candidate, at some point in time, supported a candidate of a different party, has not supported the leadership in the House of Representatives or endorsed a candidate who is of a different party or an independent would not authorize said committee to
refuse to place that candidate’s name on the ballot. Any such action by a state executive committee, even pursuant to a provision in its party constitution or a party rule or regulation, would be contrary to state law and the constitution.
We note that there was a time when individuals could be prohibited from participation in party primaries if their prior actions indicated that they were not in accord with the principles of the party holding the primary. Section 3129, Mississippi Code of
1942 provided in part that:
No person shall be eligible to participate in any primary election unless he *** has been in accord with the party holding such primary within the two preceding years, and is in accord with the statement of the principles of the party holding such
primary, which principles shall have been declared by the state convention of the party holding the primary, and unless he is not excluded from such primary by any regulation of the state executive committee of the party holding such primary; provided,
however, that nothing herein is intended or shall ever be understood as applying to elections of President or Vice- President of the United States, wherein votes may be cast entirely without regard to party lines and within any penalty for so doing.
The above quoted statutory provisions were repealed by Chapter 506, Laws of 1970.
While we have said that a party may not disqualify a potential candidate for past actions that may be perceived as being disloyal to the party, that is not to say that a political party must place the names of individuals who do not intend to support the
nominees of the party on its primary election ballot. Section 23-15-575 (the successor statute to Section 3129 of the Miss. Code of 1942, quoted above) still provides:
No person shall be eligible to participate in any primary election unless he intends to support the nominations made in the primary in which he participates.
Therefore, it is our opinion that a political party’s executive committee may require potential candidates to pledge prospectively that they intend to support the candidates that are to be nominated in the primary in which those potential candidates seek

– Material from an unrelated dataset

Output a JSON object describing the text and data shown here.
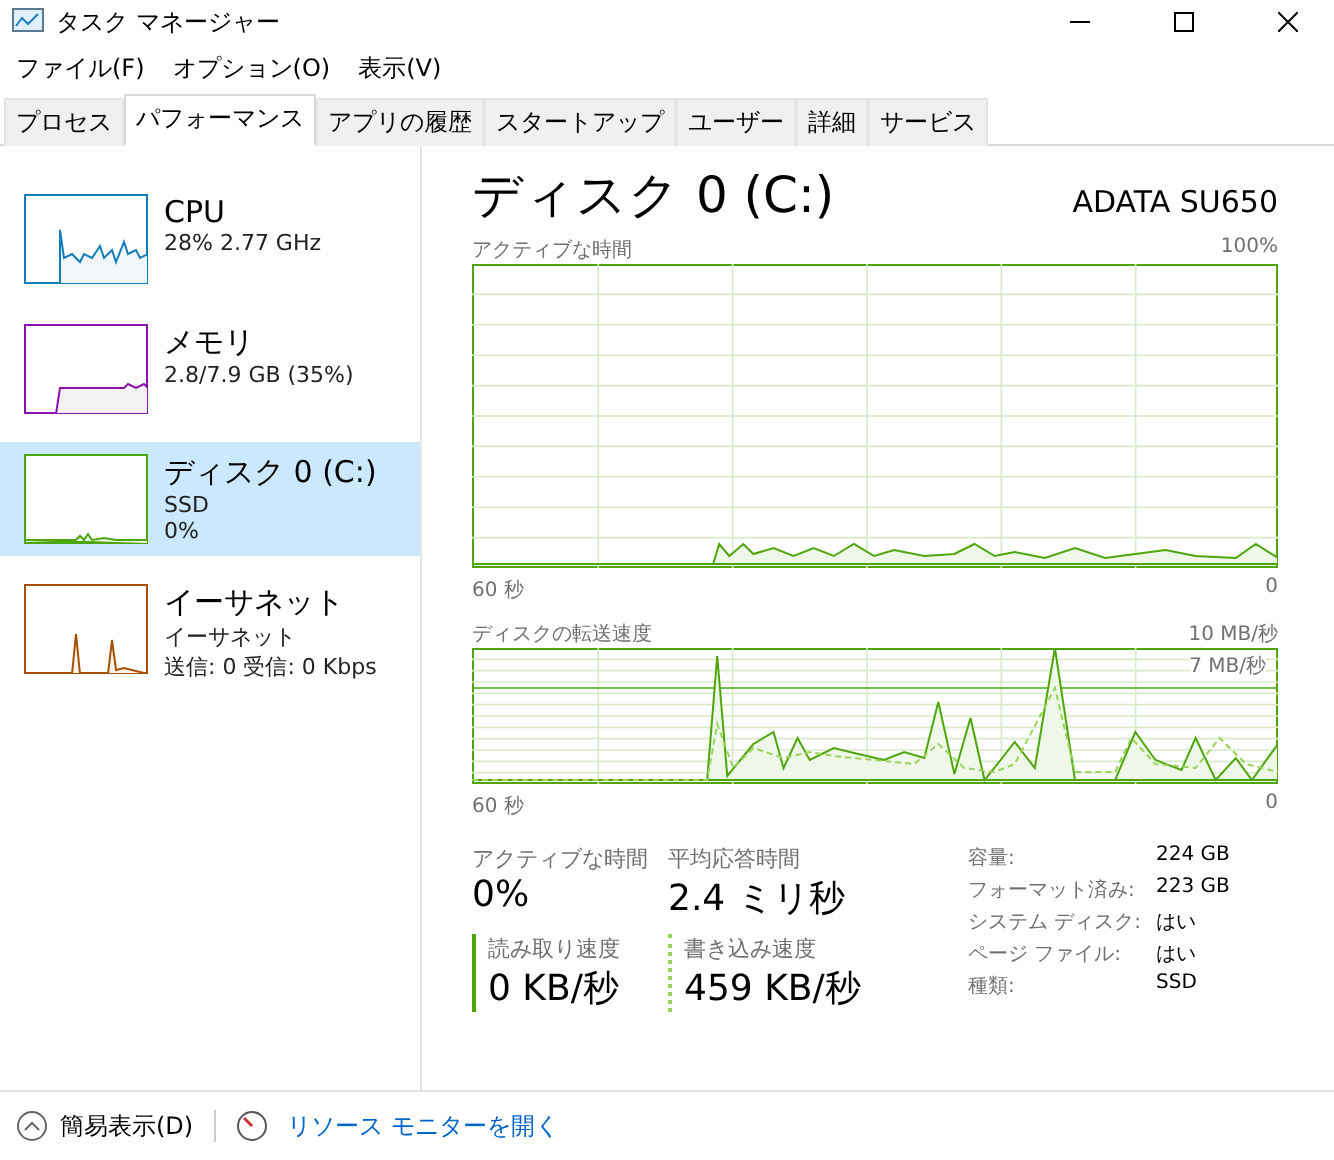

As noted in your letter, a change in the law to authorize political party executive committees to disqualify candidates based on real or perceived past party disloyalty would have to be enacted by the Mississippi Legislature and pre-cleared by the U.S.
Department of Justice pursuant to the 1965 Voting Rights Act before it could be lawfully instituted.
JIM HOOD, ATTORNEY GENERAL
` By: Phil Carter Special Assistant Attorney General